A continued drumbeat of those concerned about health tech fervor is that technology will only digitize inequalities that currently exist in an analog space. Loretta Ross, associate professor at Smith College teaching courses on white supremacy and human rights, spoke on the panel about how technology can solve maternal mortality health problems but only if done with care and caution.
Ross warned the medical experts in attendance to be critical of which patients receive breakthrough technologies and digital tools. The existence of tools is not enough, she said, the protection of rights like those to have or not have a child is not enough. Having a child under the conditions women want to have children, surviving the birth and raising a child in a safe and healthy environment are just as important.
“Too many times people are describing maternal mortality as either a genetic issue or a behavioral issue, but not as a sociopolitical issue,” Ross said. “Poor white women in Appalachia have the same relative maternal mortality statistics as upper-income Black women in New York City.
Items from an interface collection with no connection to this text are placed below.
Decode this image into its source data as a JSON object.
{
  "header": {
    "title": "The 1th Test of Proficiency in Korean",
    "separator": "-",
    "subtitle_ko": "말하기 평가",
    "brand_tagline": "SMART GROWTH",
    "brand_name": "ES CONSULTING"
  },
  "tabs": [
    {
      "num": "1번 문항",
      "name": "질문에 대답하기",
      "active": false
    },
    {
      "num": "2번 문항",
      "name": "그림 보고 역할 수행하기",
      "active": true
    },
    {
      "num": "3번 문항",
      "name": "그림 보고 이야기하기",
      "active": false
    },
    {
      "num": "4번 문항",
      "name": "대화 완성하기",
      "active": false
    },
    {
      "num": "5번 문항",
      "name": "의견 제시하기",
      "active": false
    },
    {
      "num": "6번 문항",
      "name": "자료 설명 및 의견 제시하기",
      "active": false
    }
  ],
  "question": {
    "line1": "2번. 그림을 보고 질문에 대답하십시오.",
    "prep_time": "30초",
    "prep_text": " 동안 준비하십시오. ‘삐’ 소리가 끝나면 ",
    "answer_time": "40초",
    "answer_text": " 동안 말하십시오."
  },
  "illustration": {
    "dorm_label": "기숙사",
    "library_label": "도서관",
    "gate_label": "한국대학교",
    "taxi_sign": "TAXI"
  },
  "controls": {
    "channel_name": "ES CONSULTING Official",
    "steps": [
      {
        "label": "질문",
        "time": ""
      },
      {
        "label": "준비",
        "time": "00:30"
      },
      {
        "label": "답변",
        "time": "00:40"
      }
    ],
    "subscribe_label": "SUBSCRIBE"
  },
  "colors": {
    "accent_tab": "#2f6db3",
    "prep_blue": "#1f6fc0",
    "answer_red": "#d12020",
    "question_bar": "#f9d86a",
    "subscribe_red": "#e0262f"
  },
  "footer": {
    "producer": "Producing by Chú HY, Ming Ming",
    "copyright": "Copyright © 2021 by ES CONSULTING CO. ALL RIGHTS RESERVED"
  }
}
We have to be able to look at these outside influences that aren't about race or behavior, but about the conditions that we're creating as a society that we're failing to address because we can't have the wrong solution to the problem. That's why the rates have been going up because we keep applying the wrong solutions.”
If passed, the Black Maternal Health Momnibus Act would usher in a suite of bills addressing maternal mortality including the establishment and funding of a Maternal Mortality Prevention Grant Program and an implicit bias training program for healthcare professionals. The Momnibus bills would also outline the rights of perinatal care patients.
Charles Johnson testified to Congress on the act and spoke on the panel regarding the state of Black maternal health and the death of his wife Kira Johnson. Kira died from a hemorrhage following the birth of their second son at Cedar-Sinai Medical Center in Los Angeles. Charles told the story of how his wife hemorrhaged for 10 hours before receiving emergency care.
“Governmental intervention legislation is a big part of this, but this is a complex set of challenges that needs a complex approach and a comprehensive set of solutions,” Charles said. “Every single provision in this legislative package will impact all families. It's just unfortunate that Black women and minorities are being the most impacted.”